Following Attentionp. 271
Attention Following into Distant Spacep. 272
Attention Following in Object Choicep. 272
Directing Attentionp. 275
Discussionp. 278
Referencesp. 283
Brain, Evolution, and Hemispheric Specialization
Increasing the Brain's Capacity: Neocortex, New Neurons, and Hemispheric Specializationp. 289
Introductionp. 289
Brain Size Relative to Body Weightp. 290
Neocortex/Isocortexp. 296
Frontal Lobesp. 299
Relative Differences in the Size of Different Regions of the Brainp. 299
Coordinated Size Changep. 300
Mosaic Evolutionp. 302
Linking the Size of Brain Regions to Specific Behaviorp. 304
Correlations between Brain Size and Behaviorp. 305
Foraging for Foodp. 305
Social Intelligencep. 306
Social Learning, Innovation, and Tool Usep. 308
Hemispheric Specializationp. 310
Corpus Callosump. 312
Experience and Brain Sizep. 314
Assumptions/New Neuronsp. 316
Conclusionp. 317
Referencesp. 318
The Evolution of Lateralized Motor Functionsp. 325
Whole-body Turningp. 327
Lower Vertebrates: Fish, Amphibians, and Reptilesp. 327
Birdsp. 329
Non-Primate Mammals: Rodents, Dolphins, Cats, and Dogsp. 329
Non-Human Primatesp. 331
Summary of Turning Biasesp. 331
Hand Preferences for Simple Actionsp. 332
Lower Vertebratesp. 332
Birdsp. 333

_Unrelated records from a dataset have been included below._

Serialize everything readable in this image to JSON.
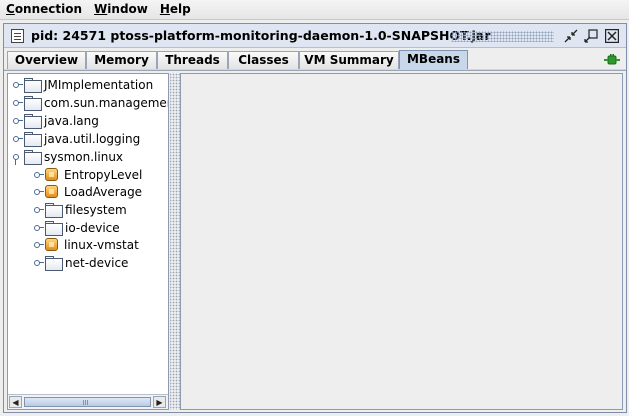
{
  "menu": {
    "items": [
      {
        "label": "Connection",
        "mnemonic": "C",
        "rest": "onnection"
      },
      {
        "label": "Window",
        "mnemonic": "W",
        "rest": "indow"
      },
      {
        "label": "Help",
        "mnemonic": "H",
        "rest": "elp"
      }
    ]
  },
  "frame": {
    "title": "pid: 24571 ptoss-platform-monitoring-daemon-1.0-SNAPSHOT.jar",
    "icons": [
      "document-icon",
      "restore-icon",
      "maximize-icon",
      "close-icon"
    ]
  },
  "tabs": [
    {
      "label": "Overview",
      "active": false
    },
    {
      "label": "Memory",
      "active": false
    },
    {
      "label": "Threads",
      "active": false
    },
    {
      "label": "Classes",
      "active": false
    },
    {
      "label": "VM Summary",
      "active": false
    },
    {
      "label": "MBeans",
      "active": true
    }
  ],
  "tree": {
    "nodes": [
      {
        "label": "JMImplementation",
        "type": "folder",
        "depth": 0,
        "expanded": false
      },
      {
        "label": "com.sun.management",
        "type": "folder",
        "depth": 0,
        "expanded": false
      },
      {
        "label": "java.lang",
        "type": "folder",
        "depth": 0,
        "expanded": false
      },
      {
        "label": "java.util.logging",
        "type": "folder",
        "depth": 0,
        "expanded": false
      },
      {
        "label": "sysmon.linux",
        "type": "folder",
        "depth": 0,
        "expanded": true
      },
      {
        "label": "EntropyLevel",
        "type": "bean",
        "depth": 1,
        "expanded": false
      },
      {
        "label": "LoadAverage",
        "type": "bean",
        "depth": 1,
        "expanded": false
      },
      {
        "label": "filesystem",
        "type": "folder",
        "depth": 1,
        "expanded": false
      },
      {
        "label": "io-device",
        "type": "folder",
        "depth": 1,
        "expanded": false
      },
      {
        "label": "linux-vmstat",
        "type": "bean",
        "depth": 1,
        "expanded": false
      },
      {
        "label": "net-device",
        "type": "folder",
        "depth": 1,
        "expanded": false
      }
    ]
  },
  "colors": {
    "accent": "#c8d8ea",
    "border": "#8e9ab0",
    "connection": "#2e9a2e"
  }
}
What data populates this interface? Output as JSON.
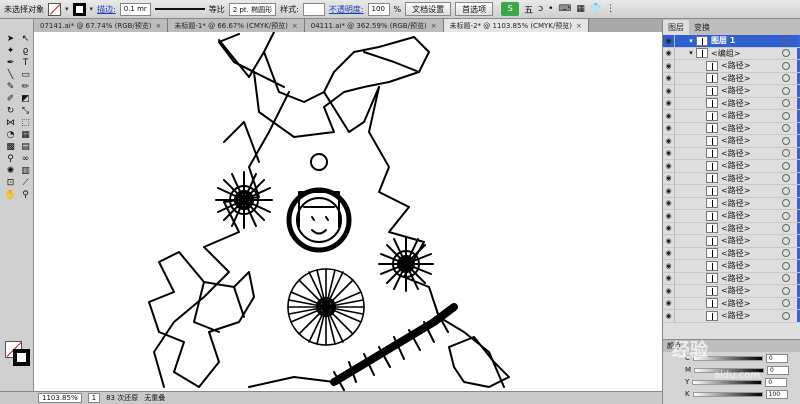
{
  "control_bar": {
    "selection_status": "未选择对象",
    "stroke_label": "描边:",
    "stroke_weight": "0.1 mr",
    "profile_label": "等比",
    "brush": "2 pt. 椭圆形",
    "style_label": "样式:",
    "opacity_label": "不透明度:",
    "opacity_value": "100",
    "opacity_unit": "%",
    "doc_setup_button": "文档设置",
    "prefs_button": "首选项"
  },
  "ime": {
    "logo": "S",
    "mode": "五",
    "punct": "ɔ",
    "dot": "•",
    "kbd": "⌨",
    "grid": "▦",
    "shirt": "👕",
    "menu": "⋮"
  },
  "tabs": [
    {
      "label": "07141.ai* @ 67.74% (RGB/预览)",
      "close": "×"
    },
    {
      "label": "未标题-1* @ 66.67% (CMYK/预览)",
      "close": "×"
    },
    {
      "label": "04111.ai* @ 362.59% (RGB/预览)",
      "close": "×"
    },
    {
      "label": "未标题-2* @ 1103.85% (CMYK/预览)",
      "close": "×"
    }
  ],
  "status_bar": {
    "zoom": "1103.85%",
    "page": "1",
    "history": "83 次还原",
    "artboard": "无重叠"
  },
  "layers_panel": {
    "tabs": [
      "图层",
      "变换"
    ],
    "layer_name": "图层 1",
    "group_name": "<编组>",
    "path_label": "<路径>",
    "path_count": 21
  },
  "color_panel": {
    "title": "颜色",
    "channels": [
      {
        "label": "C",
        "value": "0"
      },
      {
        "label": "M",
        "value": "0"
      },
      {
        "label": "Y",
        "value": "0"
      },
      {
        "label": "K",
        "value": "100"
      }
    ]
  },
  "watermark": {
    "text": "经验",
    "url": "aidu.com"
  },
  "colors": {
    "selection_blue": "#2f5fd0",
    "stroke": "#000000"
  }
}
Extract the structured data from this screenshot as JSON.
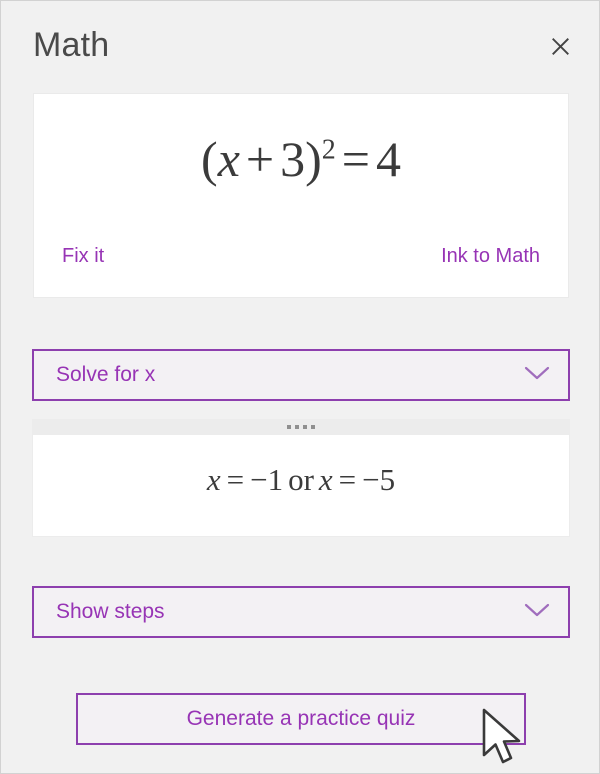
{
  "pane": {
    "title": "Math",
    "close_icon": "close-icon",
    "accent_color": "#9734b5",
    "border_color": "#8d3fae",
    "background_color": "#f1f1f1"
  },
  "equation_card": {
    "equation_text": "(x + 3)^2 = 4",
    "equation": {
      "open_paren": "(",
      "variable": "x",
      "plus": "+",
      "constant": "3",
      "close_paren": ")",
      "exponent": "2",
      "equals": "=",
      "right_side": "4"
    },
    "actions": {
      "fix_it_label": "Fix it",
      "ink_to_math_label": "Ink to Math"
    }
  },
  "solve_dropdown": {
    "label": "Solve for x",
    "icon": "chevron-down-icon",
    "expanded": true
  },
  "result": {
    "handle_icon": "drag-handle-dots",
    "solution_text": "x = −1 or x = −5",
    "solution": {
      "var1": "x",
      "eq1": "=",
      "value1": "−1",
      "conjunction": "or",
      "var2": "x",
      "eq2": "=",
      "value2": "−5"
    }
  },
  "steps_dropdown": {
    "label": "Show steps",
    "icon": "chevron-down-icon",
    "expanded": false
  },
  "quiz_button": {
    "label": "Generate a practice quiz"
  },
  "cursor": {
    "icon": "mouse-pointer-arrow"
  }
}
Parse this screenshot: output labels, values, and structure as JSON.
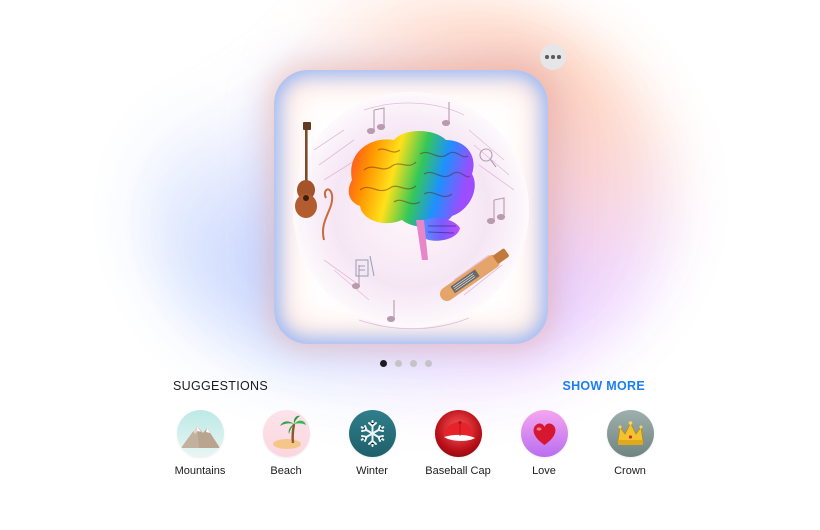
{
  "card": {
    "image_name": "brain-music-illustration"
  },
  "pager": {
    "count": 4,
    "active_index": 0
  },
  "suggestions": {
    "title": "SUGGESTIONS",
    "show_more_label": "SHOW MORE",
    "items": [
      {
        "label": "Mountains",
        "icon": "mountain-icon"
      },
      {
        "label": "Beach",
        "icon": "palm-tree-icon"
      },
      {
        "label": "Winter",
        "icon": "snowflake-icon"
      },
      {
        "label": "Baseball Cap",
        "icon": "baseball-cap-icon"
      },
      {
        "label": "Love",
        "icon": "heart-icon"
      },
      {
        "label": "Crown",
        "icon": "crown-icon"
      }
    ]
  },
  "colors": {
    "accent": "#1a7ff0",
    "text": "#1c1c1e",
    "pager_active": "#1c1c1e",
    "pager_inactive": "#c4c4c7"
  }
}
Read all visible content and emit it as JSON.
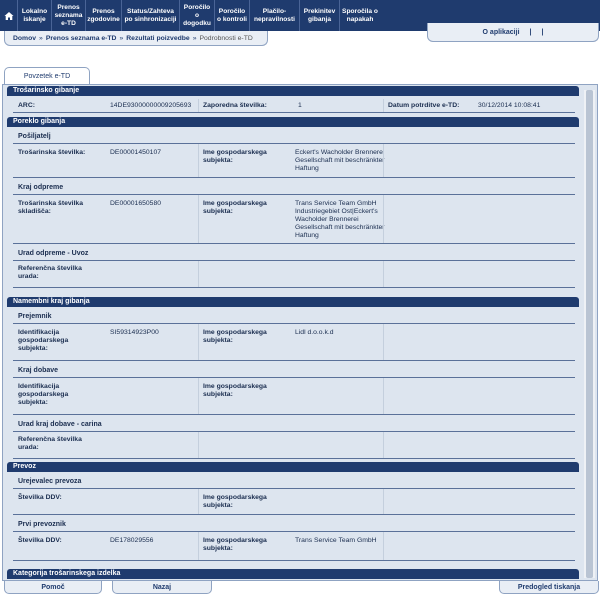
{
  "nav": {
    "items": [
      {
        "label": "Lokalno iskanje",
        "width": 34
      },
      {
        "label": "Prenos seznama e-TD",
        "width": 34
      },
      {
        "label": "Prenos zgodovine",
        "width": 36
      },
      {
        "label": "Status/Zahteva po sinhronizaciji",
        "width": 58
      },
      {
        "label": "Poročilo o dogodku",
        "width": 35
      },
      {
        "label": "Poročilo o kontroli",
        "width": 35
      },
      {
        "label": "Plačilo-nepravilnosti",
        "width": 50
      },
      {
        "label": "Prekinitev gibanja",
        "width": 40
      },
      {
        "label": "Sporočila o napakah",
        "width": 40
      }
    ]
  },
  "about": {
    "label": "O aplikaciji",
    "sep1": "|",
    "sep2": "|"
  },
  "breadcrumb": {
    "home": "Domov",
    "list": "Prenos seznama e-TD",
    "results": "Rezultati poizvedbe",
    "current": "Podrobnosti e-TD",
    "sep": "»"
  },
  "tab": {
    "label": "Povzetek e-TD"
  },
  "sections": {
    "movement": "Trošarinsko gibanje",
    "origin": "Poreklo gibanja",
    "destination": "Namembni kraj gibanja",
    "transport": "Prevoz",
    "category": "Kategorija trošarinskega izdelka"
  },
  "movement": {
    "arc_label": "ARC:",
    "arc_value": "14DE93000000009205693",
    "seq_label": "Zaporedna številka:",
    "seq_value": "1",
    "date_label": "Datum potrditve e-TD:",
    "date_value": "30/12/2014 10:08:41"
  },
  "origin": {
    "consignor_sub": "Pošiljatelj",
    "consignor_excise_label": "Trošarinska številka:",
    "consignor_excise_value": "DE00001450107",
    "consignor_name_label": "Ime gospodarskega subjekta:",
    "consignor_name_value": "Eckert's Wacholder Brennerei Gesellschaft mit beschränkter Haftung",
    "dispatch_sub": "Kraj odpreme",
    "dispatch_excise_label": "Trošarinska številka skladišča:",
    "dispatch_excise_value": "DE00001650580",
    "dispatch_name_label": "Ime gospodarskega subjekta:",
    "dispatch_name_value": "Trans Service Team GmbH Industriegebiet Ost|Eckert's Wacholder Brennerei Gesellschaft mit beschränkter Haftung",
    "office_sub": "Urad odpreme - Uvoz",
    "office_ref_label": "Referenčna številka urada:"
  },
  "destination": {
    "consignee_sub": "Prejemnik",
    "consignee_id_label": "Identifikacija gospodarskega subjekta:",
    "consignee_id_value": "SI59314923P00",
    "consignee_name_label": "Ime gospodarskega subjekta:",
    "consignee_name_value": "Lidl d.o.o.k.d",
    "delivery_sub": "Kraj dobave",
    "delivery_id_label": "Identifikacija gospodarskega subjekta:",
    "delivery_name_label": "Ime gospodarskega subjekta:",
    "office_sub": "Urad kraj dobave - carina",
    "office_ref_label": "Referenčna številka urada:"
  },
  "transport": {
    "arranger_sub": "Urejevalec prevoza",
    "arranger_vat_label": "Številka DDV:",
    "arranger_name_label": "Ime gospodarskega subjekta:",
    "first_sub": "Prvi prevoznik",
    "first_vat_label": "Številka DDV:",
    "first_vat_value": "DE178029556",
    "first_name_label": "Ime gospodarskega subjekta:",
    "first_name_value": "Trans Service Team GmbH"
  },
  "footer": {
    "help": "Pomoč",
    "back": "Nazaj",
    "print": "Predogled tiskanja"
  },
  "colors": {
    "header": "#1f3b6e",
    "panel": "#dde5ef",
    "border": "#8fa3c2"
  }
}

Non-Primate Mammals: Rodentsp. 333
Non-Primate Mammals: Cats and Dogsp. 334
Non-Human Primatesp. 335
Summary of Hand Preferences for Simple Actionsp. 338
Complex Visuospatial Tasksp. 339
Non-Primate Mammals: Catsp. 339
Non-Human Primatesp. 340
Summary of Complex Visuospatial Tasksp. 342
Manipulation and Tool Usep. 343
Birdsp. 343
Non-Human Primatesp. 344
Summary of Manipulation and Tool Usep. 345
Foot Preferences in Locomotionp. 346
Birdsp. 346
Non-Human Primatesp. 347
Summary of Foot Preferences in Locomotionp. 348
Production of Emotional Responses and Vocalizationsp. 348
Lower Vertebrates: Fish, Amphibians, and Reptilesp. 348
Birdsp. 349
Non-Primate Mammals: Rodentsp. 351
Non-Human Primatesp. 352
Summaryp. 354
Are Primates Special?p. 355
Acknowledgmentsp. 359
Referencesp. 359
Epiloguep. 371
About the Editorsp. 375
Indexp. 377
Table of Contents provided by Rittenhouse. All Rights Reserved.

ISBN: 9780306477270
ISBN-10: 0306477270
Series: Developments in Primatology: Progress and Prospects
Audience: Professional
Format: Hardcover
Language: English
Number Of Pages: 386
Published: 1st December 2003
Publisher: Springer Science+Business Media
Country of Publication: US
Dimensions (cm): 25.4 x 17.8  x 2.79
Weight (kg): 0.95

Earn 678 Qantas Points
on this Book